• Work instructions
Return every entry exactly, except for any pictures.

• Data to process
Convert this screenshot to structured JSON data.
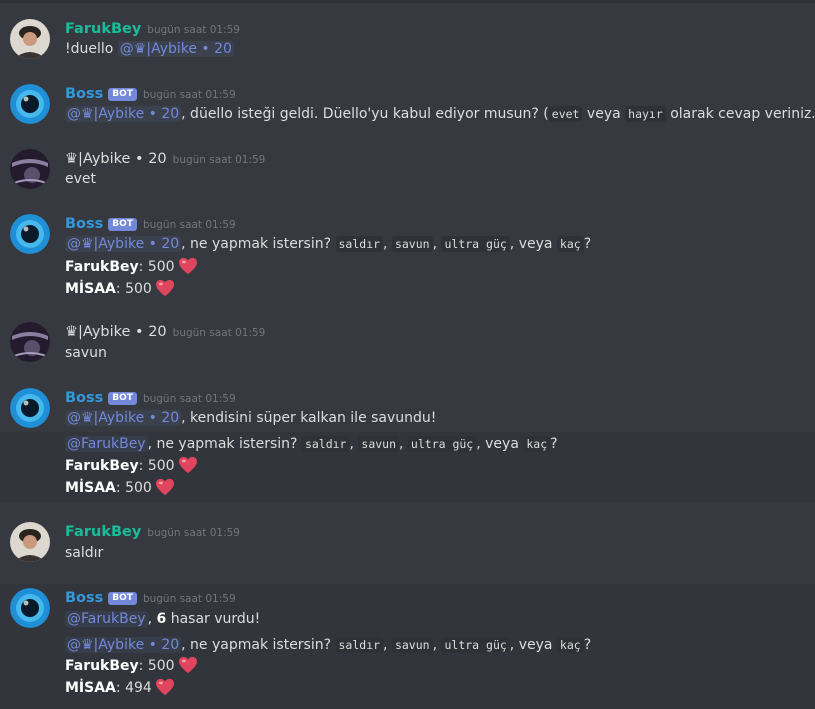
{
  "users": {
    "faruk": "FarukBey",
    "boss": "Boss",
    "aybike": "♛|Aybike • 20",
    "bot_tag": "BOT"
  },
  "timestamp": "bugün saat 01:59",
  "messages": {
    "m1": {
      "prefix": "!duello",
      "mention": "@♛|Aybike • 20"
    },
    "m2": {
      "mention": "@♛|Aybike • 20",
      "t1": ", düello isteği geldi. Düello'yu kabul ediyor musun? (",
      "c1": "evet",
      "t2": " veya ",
      "c2": "hayır",
      "t3": " olarak cevap veriniz.)"
    },
    "m3": {
      "text": "evet"
    },
    "m4": {
      "mention": "@♛|Aybike • 20",
      "t1": ", ne yapmak istersin? ",
      "c1": "saldır",
      "s1": ", ",
      "c2": "savun",
      "s2": ", ",
      "c3": "ultra güç",
      "s3": ", veya ",
      "c4": "kaç",
      "s4": "?",
      "stat1_name": "FarukBey",
      "stat1_val": ": 500",
      "stat2_name": "MİSAA",
      "stat2_val": ": 500"
    },
    "m5": {
      "text": "savun"
    },
    "m6": {
      "mention": "@♛|Aybike • 20",
      "t1": ", kendisini süper kalkan ile savundu!",
      "mention2": "@FarukBey",
      "q1": ", ne yapmak istersin? ",
      "c1": "saldır",
      "s1": ", ",
      "c2": "savun",
      "s2": ", ",
      "c3": "ultra güç",
      "s3": ", veya ",
      "c4": "kaç",
      "s4": "?",
      "stat1_name": "FarukBey",
      "stat1_val": ": 500",
      "stat2_name": "MİSAA",
      "stat2_val": ": 500"
    },
    "m7": {
      "text": "saldır"
    },
    "m8": {
      "mention": "@FarukBey",
      "t1": ", ",
      "dmg": "6",
      "t2": " hasar vurdu!",
      "mention2": "@♛|Aybike • 20",
      "q1": ", ne yapmak istersin? ",
      "c1": "saldır",
      "s1": ", ",
      "c2": "savun",
      "s2": ", ",
      "c3": "ultra güç",
      "s3": ", veya ",
      "c4": "kaç",
      "s4": "?",
      "stat1_name": "FarukBey",
      "stat1_val": ": 500",
      "stat2_name": "MİSAA",
      "stat2_val": ": 494"
    }
  },
  "colors": {
    "faruk": "#1abc9c",
    "boss": "#3498db",
    "mention": "#7289da",
    "heart": "#e0455e"
  },
  "icons": [
    "heart-icon",
    "avatar-farukbey",
    "avatar-boss",
    "avatar-aybike"
  ]
}
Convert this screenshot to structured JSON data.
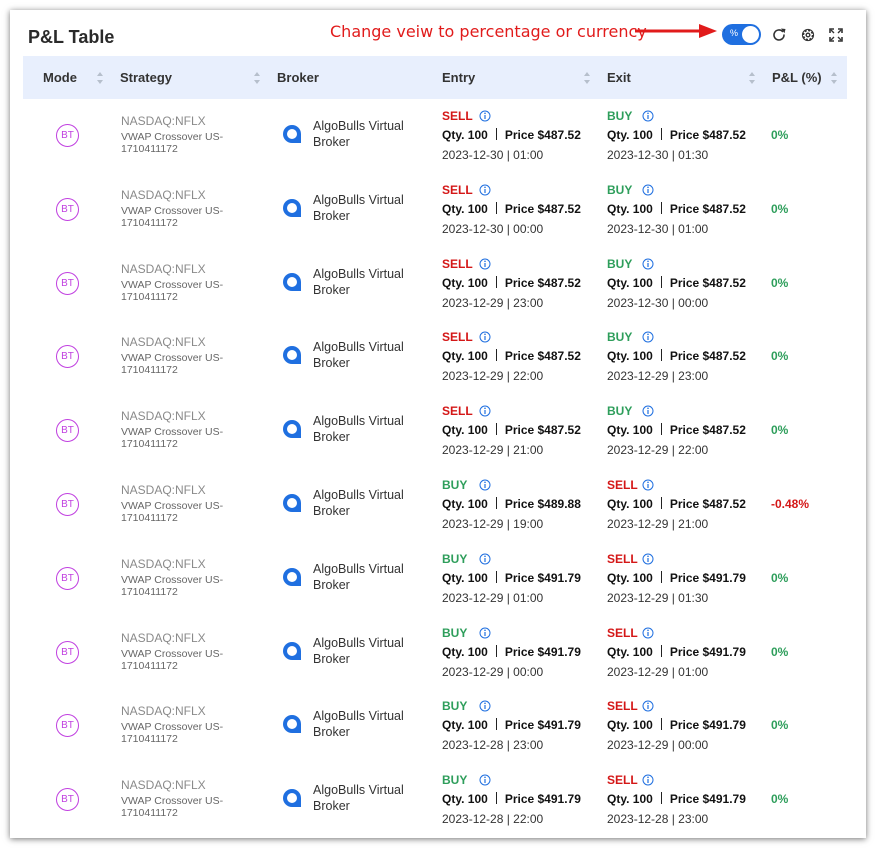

• Finished exercise
Convert this screenshot to structured JSON data.
{
  "users": {
    "faruk": "FarukBey",
    "boss": "Boss",
    "aybike": "♛|Aybike • 20",
    "bot_tag": "BOT"
  },
  "timestamp": "bugün saat 01:59",
  "messages": {
    "m1": {
      "prefix": "!duello",
      "mention": "@♛|Aybike • 20"
    },
    "m2": {
      "mention": "@♛|Aybike • 20",
      "t1": ", düello isteği geldi. Düello'yu kabul ediyor musun? (",
      "c1": "evet",
      "t2": " veya ",
      "c2": "hayır",
      "t3": " olarak cevap veriniz.)"
    },
    "m3": {
      "text": "evet"
    },
    "m4": {
      "mention": "@♛|Aybike • 20",
      "t1": ", ne yapmak istersin? ",
      "c1": "saldır",
      "s1": ", ",
      "c2": "savun",
      "s2": ", ",
      "c3": "ultra güç",
      "s3": ", veya ",
      "c4": "kaç",
      "s4": "?",
      "stat1_name": "FarukBey",
      "stat1_val": ": 500",
      "stat2_name": "MİSAA",
      "stat2_val": ": 500"
    },
    "m5": {
      "text": "savun"
    },
    "m6": {
      "mention": "@♛|Aybike • 20",
      "t1": ", kendisini süper kalkan ile savundu!",
      "mention2": "@FarukBey",
      "q1": ", ne yapmak istersin? ",
      "c1": "saldır",
      "s1": ", ",
      "c2": "savun",
      "s2": ", ",
      "c3": "ultra güç",
      "s3": ", veya ",
      "c4": "kaç",
      "s4": "?",
      "stat1_name": "FarukBey",
      "stat1_val": ": 500",
      "stat2_name": "MİSAA",
      "stat2_val": ": 500"
    },
    "m7": {
      "text": "saldır"
    },
    "m8": {
      "mention": "@FarukBey",
      "t1": ", ",
      "dmg": "6",
      "t2": " hasar vurdu!",
      "mention2": "@♛|Aybike • 20",
      "q1": ", ne yapmak istersin? ",
      "c1": "saldır",
      "s1": ", ",
      "c2": "savun",
      "s2": ", ",
      "c3": "ultra güç",
      "s3": ", veya ",
      "c4": "kaç",
      "s4": "?",
      "stat1_name": "FarukBey",
      "stat1_val": ": 500",
      "stat2_name": "MİSAA",
      "stat2_val": ": 494"
    }
  },
  "colors": {
    "faruk": "#1abc9c",
    "boss": "#3498db",
    "mention": "#7289da",
    "heart": "#e0455e"
  },
  "icons": [
    "heart-icon",
    "avatar-farukbey",
    "avatar-boss",
    "avatar-aybike"
  ]
}
Convert this screenshot to structured JSON data.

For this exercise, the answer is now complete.